Each entry below should appear again exactly as written, without pictures.
Entries shown Block Start
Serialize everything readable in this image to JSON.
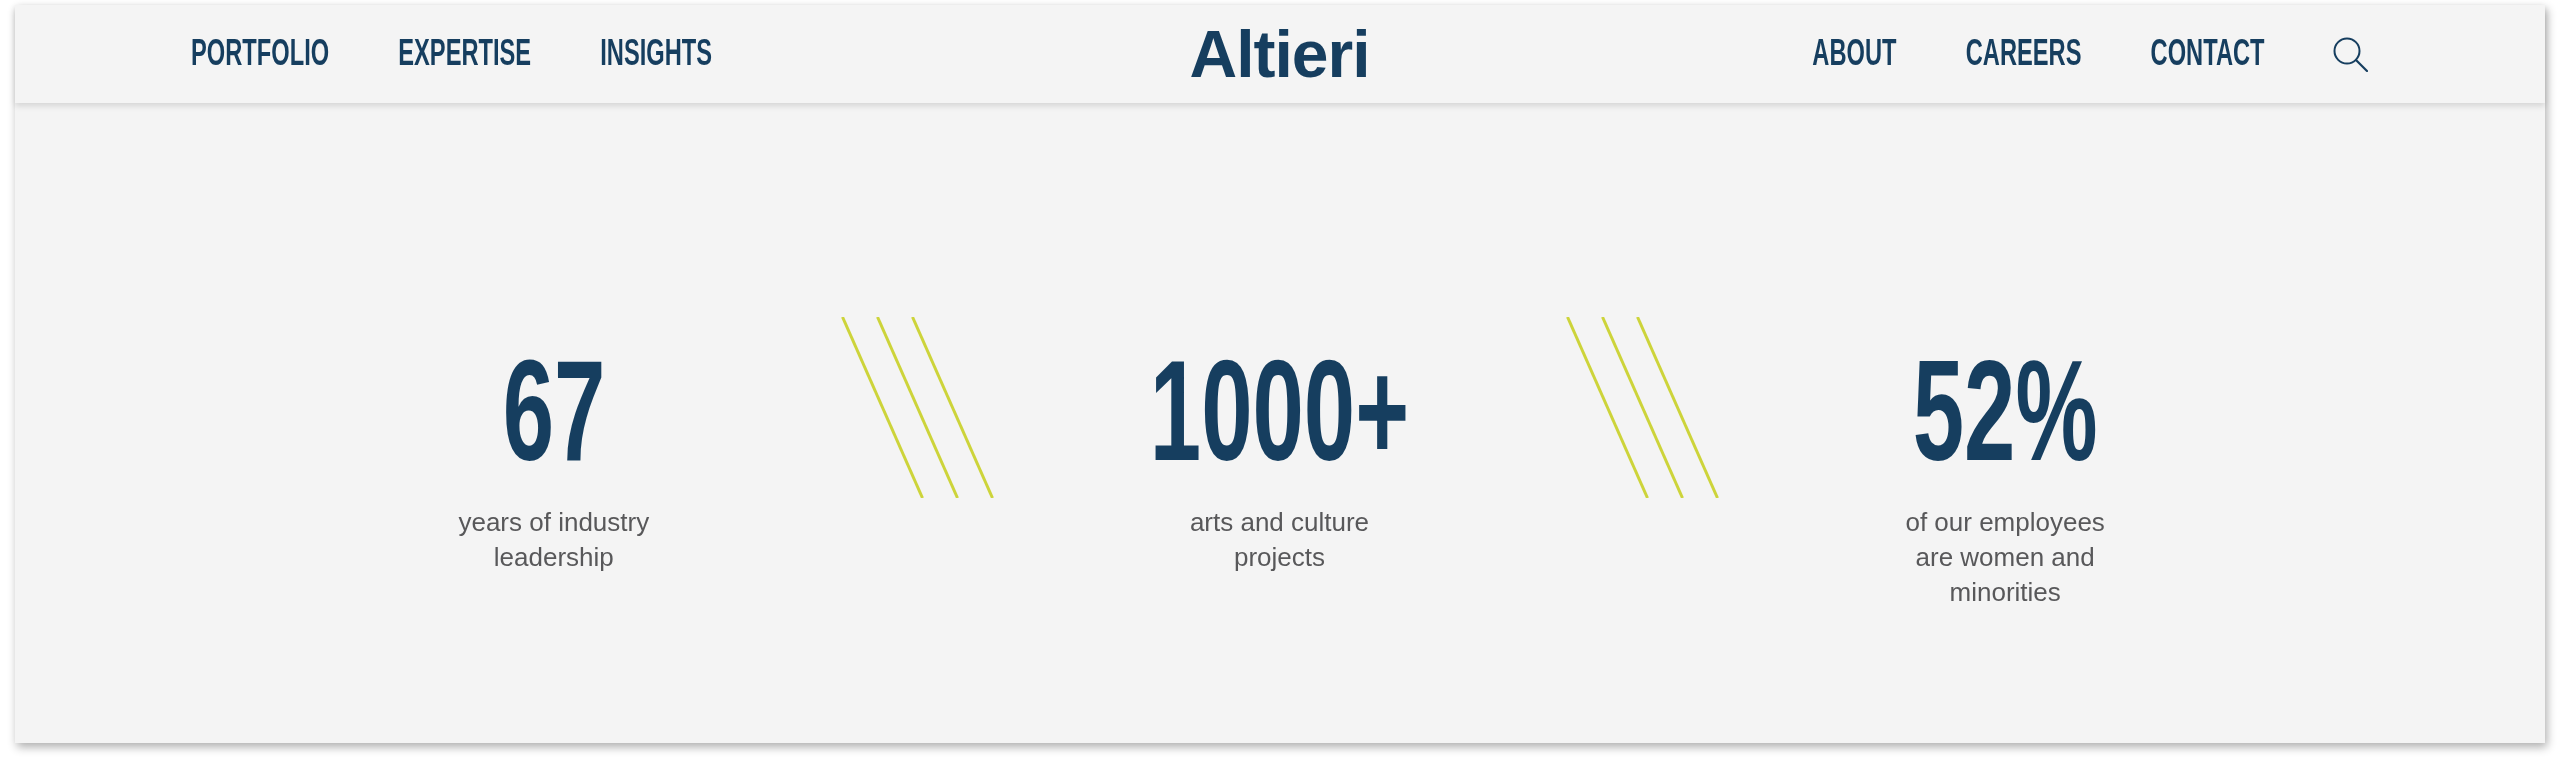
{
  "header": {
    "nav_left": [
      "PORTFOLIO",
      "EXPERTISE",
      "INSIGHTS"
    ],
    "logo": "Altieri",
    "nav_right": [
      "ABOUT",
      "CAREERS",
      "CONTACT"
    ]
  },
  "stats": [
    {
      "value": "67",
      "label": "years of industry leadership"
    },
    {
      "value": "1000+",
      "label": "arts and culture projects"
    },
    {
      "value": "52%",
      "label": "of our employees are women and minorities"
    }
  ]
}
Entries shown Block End
Result of the exercise =
Serialize everything readable in this image to JSON.
{
  "header": {
    "nav_left": [
      "PORTFOLIO",
      "EXPERTISE",
      "INSIGHTS"
    ],
    "logo": "Altieri",
    "nav_right": [
      "ABOUT",
      "CAREERS",
      "CONTACT"
    ]
  },
  "stats": [
    {
      "value": "67",
      "label": "years of industry leadership"
    },
    {
      "value": "1000+",
      "label": "arts and culture projects"
    },
    {
      "value": "52%",
      "label": "of our employees are women and minorities"
    }
  ]
}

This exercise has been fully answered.